■ Task details ■
Output all of the data verbatim.

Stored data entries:
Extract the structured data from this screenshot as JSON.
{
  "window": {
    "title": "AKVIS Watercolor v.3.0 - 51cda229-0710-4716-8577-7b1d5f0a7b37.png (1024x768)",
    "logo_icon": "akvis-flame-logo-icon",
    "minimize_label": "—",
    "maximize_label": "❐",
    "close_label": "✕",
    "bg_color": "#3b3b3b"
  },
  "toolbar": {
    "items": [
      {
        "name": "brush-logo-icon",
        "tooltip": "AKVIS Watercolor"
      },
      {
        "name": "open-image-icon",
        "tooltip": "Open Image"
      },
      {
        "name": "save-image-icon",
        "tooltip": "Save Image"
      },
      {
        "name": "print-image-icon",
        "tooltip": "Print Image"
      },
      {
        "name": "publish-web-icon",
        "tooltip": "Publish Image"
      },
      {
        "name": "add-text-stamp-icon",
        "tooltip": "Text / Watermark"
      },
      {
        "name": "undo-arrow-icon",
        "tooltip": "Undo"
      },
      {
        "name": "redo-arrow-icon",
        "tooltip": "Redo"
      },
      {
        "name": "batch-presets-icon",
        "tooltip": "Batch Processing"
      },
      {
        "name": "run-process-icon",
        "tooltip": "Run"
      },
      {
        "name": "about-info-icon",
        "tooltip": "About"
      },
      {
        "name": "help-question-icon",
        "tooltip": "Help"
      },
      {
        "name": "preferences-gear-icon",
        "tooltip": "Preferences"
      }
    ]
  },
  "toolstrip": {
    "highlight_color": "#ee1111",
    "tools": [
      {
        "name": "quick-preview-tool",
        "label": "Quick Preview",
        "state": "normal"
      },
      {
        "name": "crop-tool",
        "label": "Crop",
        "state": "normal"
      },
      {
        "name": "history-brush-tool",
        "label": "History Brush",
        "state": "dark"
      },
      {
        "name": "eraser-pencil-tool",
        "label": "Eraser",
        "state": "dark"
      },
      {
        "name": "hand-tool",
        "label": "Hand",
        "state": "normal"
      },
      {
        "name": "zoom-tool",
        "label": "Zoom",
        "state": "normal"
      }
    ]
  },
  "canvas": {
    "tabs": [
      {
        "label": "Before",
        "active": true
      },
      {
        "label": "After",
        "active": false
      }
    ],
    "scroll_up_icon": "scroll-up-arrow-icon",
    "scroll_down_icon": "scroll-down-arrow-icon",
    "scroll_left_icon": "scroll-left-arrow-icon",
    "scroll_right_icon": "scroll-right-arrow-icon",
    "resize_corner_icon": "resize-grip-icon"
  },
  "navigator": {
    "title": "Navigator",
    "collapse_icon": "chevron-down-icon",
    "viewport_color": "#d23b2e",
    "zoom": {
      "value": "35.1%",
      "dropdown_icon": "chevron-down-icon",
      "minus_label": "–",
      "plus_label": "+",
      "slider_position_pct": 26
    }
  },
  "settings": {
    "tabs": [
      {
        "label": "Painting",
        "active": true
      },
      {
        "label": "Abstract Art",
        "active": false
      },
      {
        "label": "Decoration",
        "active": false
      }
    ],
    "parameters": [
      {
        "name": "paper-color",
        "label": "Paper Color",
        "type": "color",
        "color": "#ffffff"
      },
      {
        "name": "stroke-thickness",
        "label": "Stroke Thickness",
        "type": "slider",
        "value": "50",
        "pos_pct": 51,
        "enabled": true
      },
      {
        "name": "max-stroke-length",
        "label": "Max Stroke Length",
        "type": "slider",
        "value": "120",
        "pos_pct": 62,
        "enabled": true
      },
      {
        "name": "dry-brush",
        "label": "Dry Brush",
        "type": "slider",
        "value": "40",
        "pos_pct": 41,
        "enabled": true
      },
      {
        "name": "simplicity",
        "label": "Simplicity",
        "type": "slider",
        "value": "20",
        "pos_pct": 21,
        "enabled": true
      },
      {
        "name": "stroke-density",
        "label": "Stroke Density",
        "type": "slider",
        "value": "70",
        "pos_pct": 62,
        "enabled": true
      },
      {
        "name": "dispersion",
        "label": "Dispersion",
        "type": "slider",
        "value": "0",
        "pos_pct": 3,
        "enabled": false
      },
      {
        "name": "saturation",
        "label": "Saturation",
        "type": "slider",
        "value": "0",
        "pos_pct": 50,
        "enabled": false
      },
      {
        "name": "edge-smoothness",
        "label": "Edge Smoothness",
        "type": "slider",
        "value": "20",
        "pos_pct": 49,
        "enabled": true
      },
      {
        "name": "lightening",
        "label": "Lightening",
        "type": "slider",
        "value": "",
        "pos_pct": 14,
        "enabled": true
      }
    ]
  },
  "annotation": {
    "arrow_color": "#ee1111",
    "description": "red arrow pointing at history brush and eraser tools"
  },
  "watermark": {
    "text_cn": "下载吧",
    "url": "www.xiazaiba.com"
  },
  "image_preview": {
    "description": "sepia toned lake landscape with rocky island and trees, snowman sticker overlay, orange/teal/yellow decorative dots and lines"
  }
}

■ Answer box ■
Extract the structured data from this screenshot as JSON.
{
  "window": {
    "title": "AKVIS Watercolor v.3.0 - 51cda229-0710-4716-8577-7b1d5f0a7b37.png (1024x768)",
    "logo_icon": "akvis-flame-logo-icon",
    "minimize_label": "—",
    "maximize_label": "❐",
    "close_label": "✕",
    "bg_color": "#3b3b3b"
  },
  "toolbar": {
    "items": [
      {
        "name": "brush-logo-icon",
        "tooltip": "AKVIS Watercolor"
      },
      {
        "name": "open-image-icon",
        "tooltip": "Open Image"
      },
      {
        "name": "save-image-icon",
        "tooltip": "Save Image"
      },
      {
        "name": "print-image-icon",
        "tooltip": "Print Image"
      },
      {
        "name": "publish-web-icon",
        "tooltip": "Publish Image"
      },
      {
        "name": "add-text-stamp-icon",
        "tooltip": "Text / Watermark"
      },
      {
        "name": "undo-arrow-icon",
        "tooltip": "Undo"
      },
      {
        "name": "redo-arrow-icon",
        "tooltip": "Redo"
      },
      {
        "name": "batch-presets-icon",
        "tooltip": "Batch Processing"
      },
      {
        "name": "run-process-icon",
        "tooltip": "Run"
      },
      {
        "name": "about-info-icon",
        "tooltip": "About"
      },
      {
        "name": "help-question-icon",
        "tooltip": "Help"
      },
      {
        "name": "preferences-gear-icon",
        "tooltip": "Preferences"
      }
    ]
  },
  "toolstrip": {
    "highlight_color": "#ee1111",
    "tools": [
      {
        "name": "quick-preview-tool",
        "label": "Quick Preview",
        "state": "normal"
      },
      {
        "name": "crop-tool",
        "label": "Crop",
        "state": "normal"
      },
      {
        "name": "history-brush-tool",
        "label": "History Brush",
        "state": "dark"
      },
      {
        "name": "eraser-pencil-tool",
        "label": "Eraser",
        "state": "dark"
      },
      {
        "name": "hand-tool",
        "label": "Hand",
        "state": "normal"
      },
      {
        "name": "zoom-tool",
        "label": "Zoom",
        "state": "normal"
      }
    ]
  },
  "canvas": {
    "tabs": [
      {
        "label": "Before",
        "active": true
      },
      {
        "label": "After",
        "active": false
      }
    ],
    "scroll_up_icon": "scroll-up-arrow-icon",
    "scroll_down_icon": "scroll-down-arrow-icon",
    "scroll_left_icon": "scroll-left-arrow-icon",
    "scroll_right_icon": "scroll-right-arrow-icon",
    "resize_corner_icon": "resize-grip-icon"
  },
  "navigator": {
    "title": "Navigator",
    "collapse_icon": "chevron-down-icon",
    "viewport_color": "#d23b2e",
    "zoom": {
      "value": "35.1%",
      "dropdown_icon": "chevron-down-icon",
      "minus_label": "–",
      "plus_label": "+",
      "slider_position_pct": 26
    }
  },
  "settings": {
    "tabs": [
      {
        "label": "Painting",
        "active": true
      },
      {
        "label": "Abstract Art",
        "active": false
      },
      {
        "label": "Decoration",
        "active": false
      }
    ],
    "parameters": [
      {
        "name": "paper-color",
        "label": "Paper Color",
        "type": "color",
        "color": "#ffffff"
      },
      {
        "name": "stroke-thickness",
        "label": "Stroke Thickness",
        "type": "slider",
        "value": "50",
        "pos_pct": 51,
        "enabled": true
      },
      {
        "name": "max-stroke-length",
        "label": "Max Stroke Length",
        "type": "slider",
        "value": "120",
        "pos_pct": 62,
        "enabled": true
      },
      {
        "name": "dry-brush",
        "label": "Dry Brush",
        "type": "slider",
        "value": "40",
        "pos_pct": 41,
        "enabled": true
      },
      {
        "name": "simplicity",
        "label": "Simplicity",
        "type": "slider",
        "value": "20",
        "pos_pct": 21,
        "enabled": true
      },
      {
        "name": "stroke-density",
        "label": "Stroke Density",
        "type": "slider",
        "value": "70",
        "pos_pct": 62,
        "enabled": true
      },
      {
        "name": "dispersion",
        "label": "Dispersion",
        "type": "slider",
        "value": "0",
        "pos_pct": 3,
        "enabled": false
      },
      {
        "name": "saturation",
        "label": "Saturation",
        "type": "slider",
        "value": "0",
        "pos_pct": 50,
        "enabled": false
      },
      {
        "name": "edge-smoothness",
        "label": "Edge Smoothness",
        "type": "slider",
        "value": "20",
        "pos_pct": 49,
        "enabled": true
      },
      {
        "name": "lightening",
        "label": "Lightening",
        "type": "slider",
        "value": "",
        "pos_pct": 14,
        "enabled": true
      }
    ]
  },
  "annotation": {
    "arrow_color": "#ee1111",
    "description": "red arrow pointing at history brush and eraser tools"
  },
  "watermark": {
    "text_cn": "下载吧",
    "url": "www.xiazaiba.com"
  },
  "image_preview": {
    "description": "sepia toned lake landscape with rocky island and trees, snowman sticker overlay, orange/teal/yellow decorative dots and lines"
  }
}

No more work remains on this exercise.